     everywhere in the schoolyard,

tosses pages from a thick sheaf of lined paper high in the air one

     by one, watches them

 

 

catch on the teachers' car bumpers, drift into the chalky narrow

     shade of the water fountain.

One last batch, stapled together, he rolls tight into a makeshift

     horn through which he shouts

 

 

David! and David, yes! before hurling it away hard and darting

     across Barzos Street against

the light, the little sag of head and shoulders when, safe on the

     other side, he kicks a can

 

 

in the gutter and wanders toward home. David Talamantez

     believes birds are warm blooded,

the way they are quick in the air and give out long strings of

     complicated music, different

 

 

all the time, not like cats and dogs. For this he was marked down

     in Science, and for putting

his name in the wrong place, on the right with the date instead

     of on the left with Science

 

 

Questions, and for not skipping a line between his heading and

     answers.

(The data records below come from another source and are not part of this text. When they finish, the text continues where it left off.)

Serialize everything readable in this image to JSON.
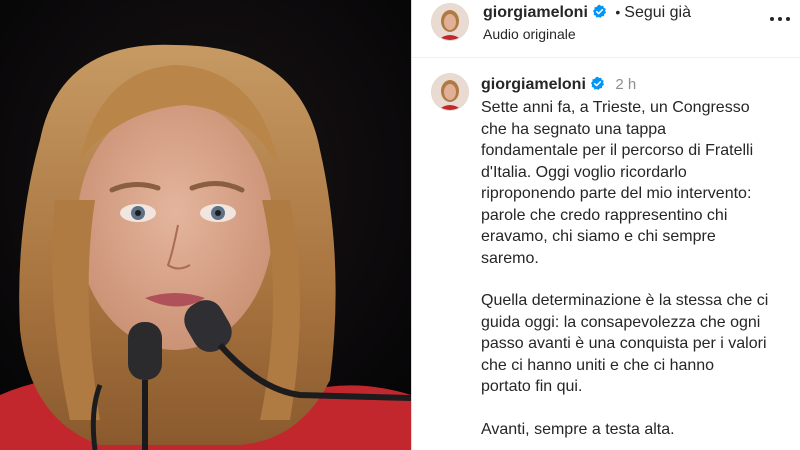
{
  "post": {
    "username": "giorgiameloni",
    "follow_label": "Segui già",
    "audio_label": "Audio originale",
    "time_ago": "2 h",
    "caption": [
      "Sette anni fa, a Trieste, un Congresso\nche ha segnato una tappa\nfondamentale per il percorso di Fratelli\nd'Italia. Oggi voglio ricordarlo\nriproponendo parte del mio intervento:\nparole che credo rappresentino chi\neravamo, chi siamo e chi sempre\nsaremo.",
      "Quella determinazione è la stessa che ci\nguida oggi: la consapevolezza che ogni\npasso avanti è una conquista per i valori\nche ci hanno uniti e che ci hanno\nportato fin qui.",
      "Avanti, sempre a testa alta."
    ]
  },
  "icons": {
    "verified": "verified-badge-icon",
    "more": "more-options-icon"
  },
  "colors": {
    "verified_blue": "#0095f6",
    "text": "#262626",
    "muted": "#8e8e8e"
  }
}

The X's for wrong

things are big, much bigger than Talamantez's tiny writing.

     Write larger, his teacher says

 

in red ink across the tops of many pages. Messy! she says on

     others where he has erased

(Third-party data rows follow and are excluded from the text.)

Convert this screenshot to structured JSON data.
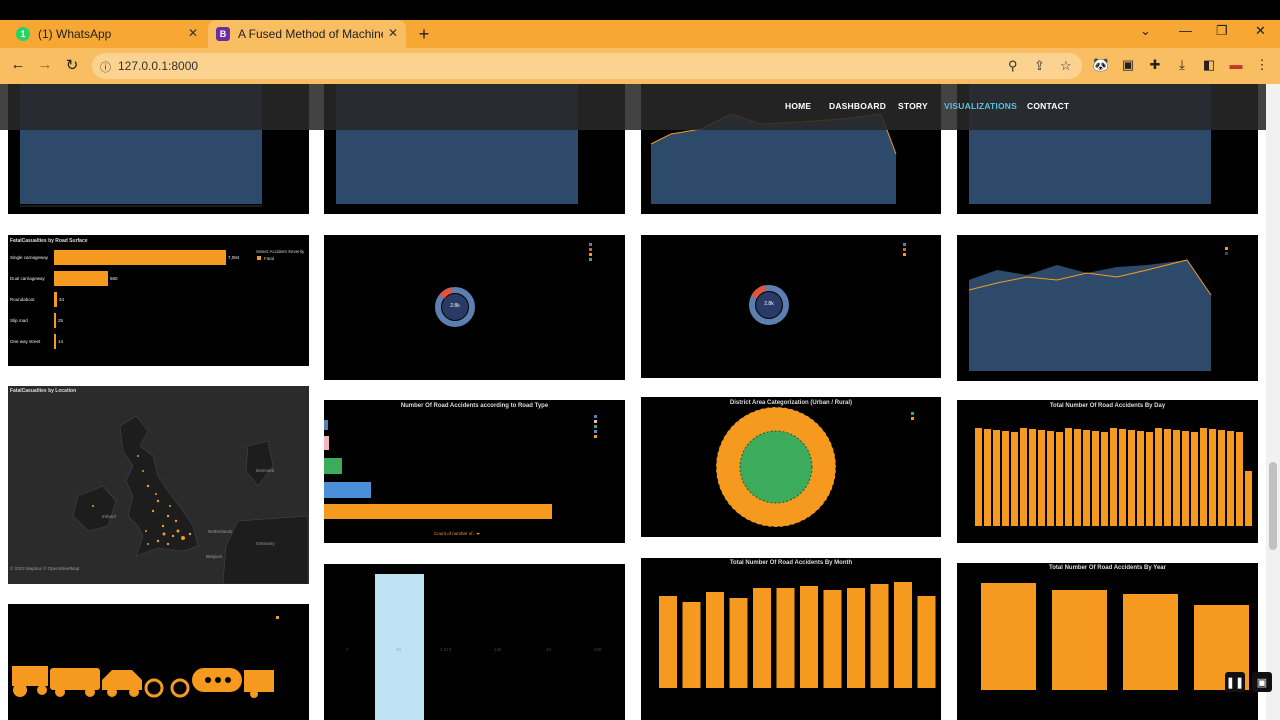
{
  "browser": {
    "tabs": [
      {
        "title": "(1) WhatsApp",
        "badge": "1",
        "color": "#25d366"
      },
      {
        "title": "A Fused Method of Machine Lear",
        "badge": "B",
        "color": "#6b2fa1"
      }
    ],
    "url": "127.0.0.1:8000"
  },
  "site_nav": {
    "items": [
      "HOME",
      "DASHBOARD",
      "STORY",
      "VISUALIZATIONS",
      "CONTACT"
    ],
    "active": "VISUALIZATIONS"
  },
  "visualizations": {
    "surface_title": "FatalCasualties by Road Surface",
    "surface_legend_title": "Select Accident Severity",
    "surface_legend_item": "Fatal",
    "surface_categories": [
      "Single carriageway",
      "Dual carriageway",
      "Roundabout",
      "Slip road",
      "One way street"
    ],
    "surface_values": [
      "7,084",
      "560",
      "34",
      "25",
      "14"
    ],
    "location_title": "FatalCasualties by Location",
    "map_labels": [
      "Denmark",
      "Ireland",
      "Netherlands",
      "Germany",
      "Belgium"
    ],
    "map_credit": "© 2023 Mapbox © OpenStreetMap",
    "donut_value_1": "2.8k",
    "donut_value_2": "2.8k",
    "road_type_title": "Number Of Road Accidents according to Road Type",
    "road_type_axis": "Count of number of.. ⬌",
    "district_title": "District Area Categorization (Urban / Rural)",
    "by_day_title": "Total Number Of Road Accidents By Day",
    "by_month_title": "Total Number Of Road Accidents By Month",
    "by_year_title": "Total Number Of Road Accidents By Year",
    "bar_stats": [
      "7",
      "49",
      "2,013",
      "135",
      "10",
      "229"
    ]
  },
  "colors": {
    "orange": "#f59a1f",
    "navy": "#2e4a6b",
    "green": "#3cab5c",
    "light_blue": "#bfe3f2",
    "donut": "#5b7fb0"
  }
}
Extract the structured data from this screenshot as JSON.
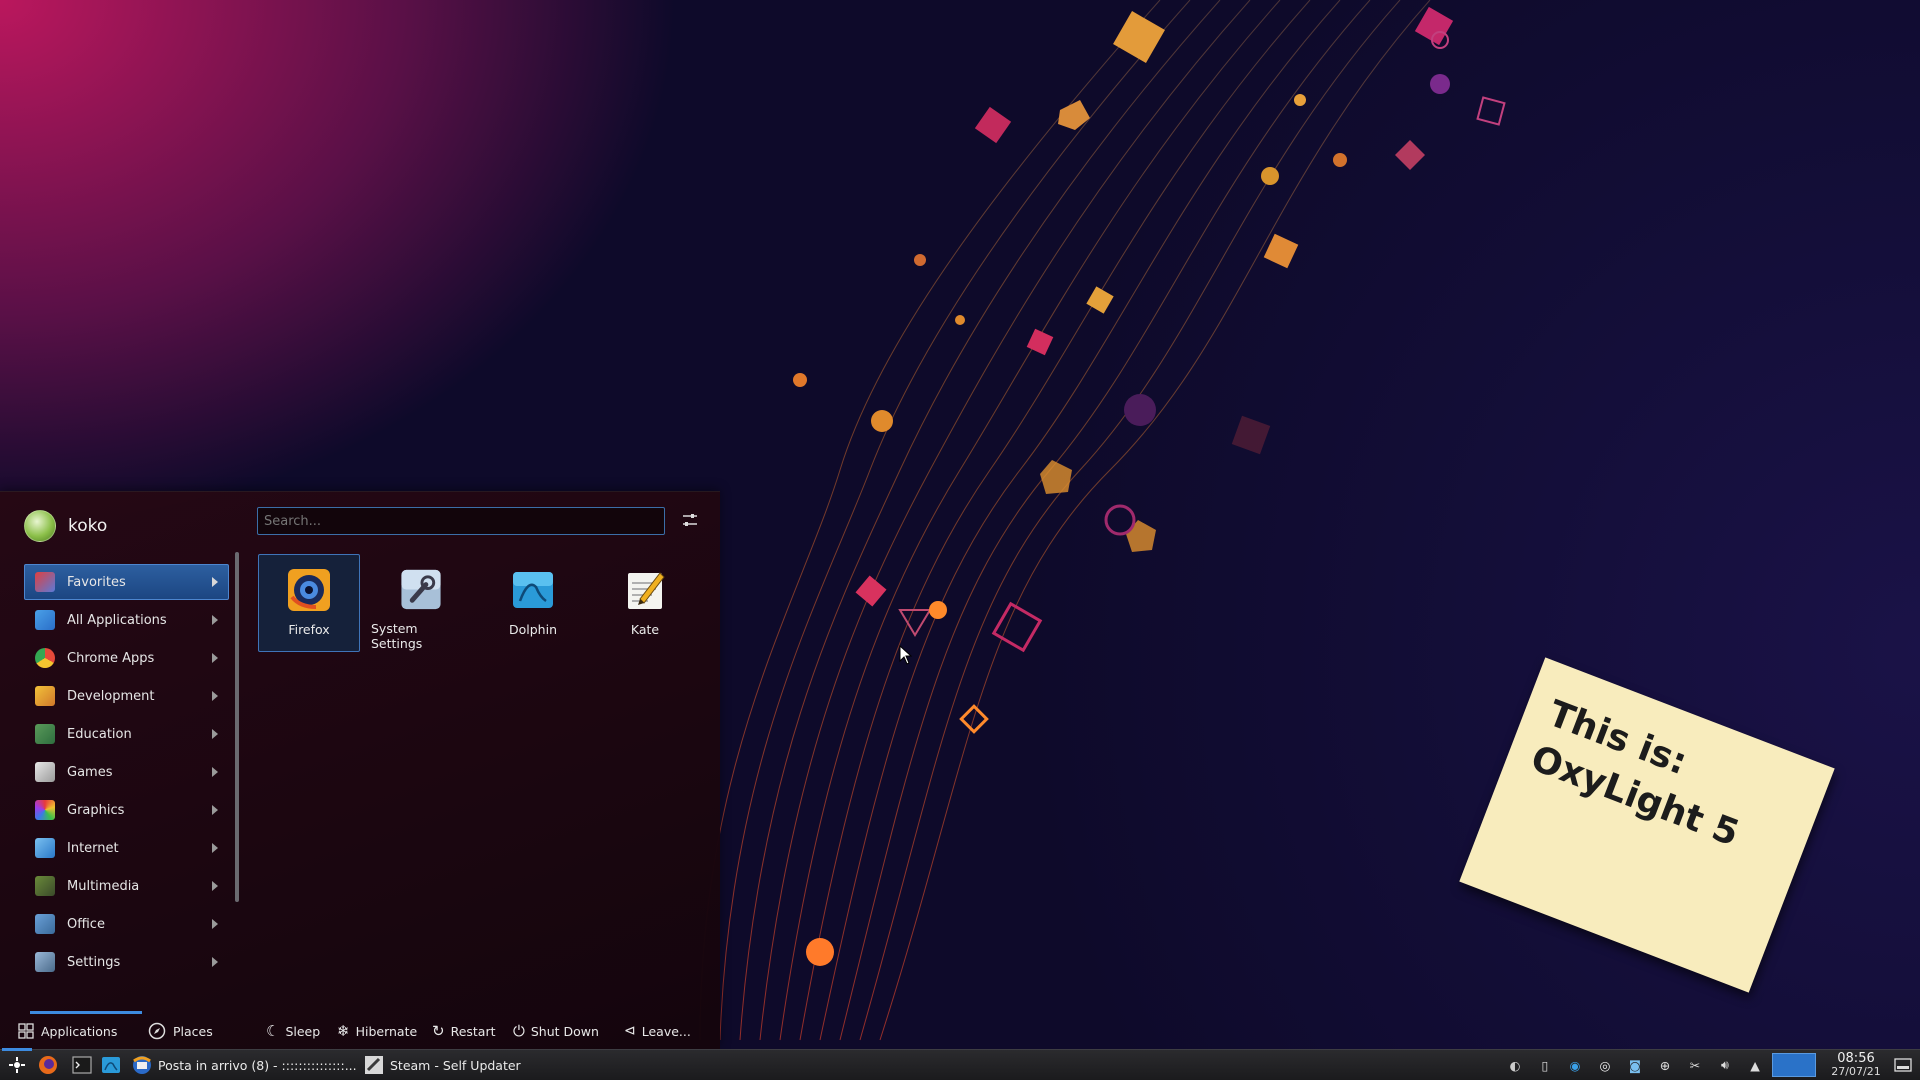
{
  "launcher": {
    "username": "koko",
    "search_placeholder": "Search...",
    "categories": [
      {
        "label": "Favorites",
        "icon": "favorites-icon",
        "active": true
      },
      {
        "label": "All Applications",
        "icon": "all-applications-icon"
      },
      {
        "label": "Chrome Apps",
        "icon": "chrome-icon"
      },
      {
        "label": "Development",
        "icon": "development-icon"
      },
      {
        "label": "Education",
        "icon": "education-icon"
      },
      {
        "label": "Games",
        "icon": "games-icon"
      },
      {
        "label": "Graphics",
        "icon": "graphics-icon"
      },
      {
        "label": "Internet",
        "icon": "internet-icon"
      },
      {
        "label": "Multimedia",
        "icon": "multimedia-icon"
      },
      {
        "label": "Office",
        "icon": "office-icon"
      },
      {
        "label": "Settings",
        "icon": "settings-icon"
      }
    ],
    "favorites": [
      {
        "label": "Firefox",
        "icon": "firefox-icon",
        "active": true
      },
      {
        "label": "System Settings",
        "icon": "system-settings-icon"
      },
      {
        "label": "Dolphin",
        "icon": "dolphin-icon"
      },
      {
        "label": "Kate",
        "icon": "kate-icon"
      }
    ],
    "tabs": {
      "applications": "Applications",
      "places": "Places"
    },
    "power": {
      "sleep": "Sleep",
      "hibernate": "Hibernate",
      "restart": "Restart",
      "shutdown": "Shut Down",
      "leave": "Leave..."
    }
  },
  "note": {
    "line1": "This is:",
    "line2": "OxyLight 5"
  },
  "taskbar": {
    "tasks": [
      {
        "label": "Posta in arrivo (8) - :::::::::::::::...",
        "icon": "thunderbird-icon"
      },
      {
        "label": "Steam - Self Updater",
        "icon": "steam-icon"
      }
    ],
    "clock": {
      "time": "08:56",
      "date": "27/07/21"
    }
  },
  "colors": {
    "accent": "#3d8be0",
    "active_category": "#2d5fa0",
    "note": "#f8ecbd"
  }
}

and started over, erased and started over. Spelling, Language

     Expression, Sentences Using

 

 

the Following Words. Neck. I have a neck name. No! 20’s, 30's.

Think again! He's good

in Art, though, makes 70 on Reading Station Artist's Corner,

     where he's traced and colored

 

an illustration from Henny Penny. A goose with red-and-white

     striped shirt, a hen in a turquoise

dress. Points off for the birds, cloud and butterfly he's drawn in

     freehand. Not in the original

 

 

picture! Twenty-five points off for writing nothing in the blank

     after This is my favorite scene

in the book because . . . There's a page called Rules. Listen!

     Always working! Stay in your seat!

 

 

Raise your hand before you speak! No fighting! Be quiet! Rules

     copied from the board, no grade,

only a huge red checkmark. Later there is a test on Rules. Listen!

     Alay ercng! Sast in ao snet!

 

 

Rars aone bfo your spek! No finagn! Be cayt! He gets 70 on

     Rules, 10 on Spelling. An old man

stoops to pick up a crumpled drawing of a large family crowded

     around a table, an apartment

 

with bars on the windows in Alazan Courts, a huge sun in one

     corner saying, Tomush noys!

After correcting the spelling, the grade is 90. Nice details! And

     there's another mark, on this paper

 

and all the others, the one in the doorway of La Rosa Beauty

     Shop, the one that blew under

the pool table at La Tenampa, the ones older kids have wadded

     up like big spitballs, the ones run

 

 

over by cars. On every single page David Talamantez has crossed  

     out the teacher's red numbers

and written in giant letters, blue ink, Yes! David, yes! 

 

 

 

Poetry Extension: Read the poem to the class, pay special attention to the line breaks and the italicized words. Then break the class into groups for a choral reading. Each group reads a paragraph. This will require attention to detail and timing as the paragraphs are not new sentences but continuations of the preceding paragraph's sentences.

 

Discuss the poem. What does it mean? Why didn't David do well in class? Could the teacher have done things differently? Should she have? How do you think the other students treated David? What would we do? What should we do?

 

Then talk about the last paragraph which defines David's irrepressible spirit. Was David going to succeed in life? Why or why not?

 

Click on the following link to proceed to the next poetry break.

Poetry Break #3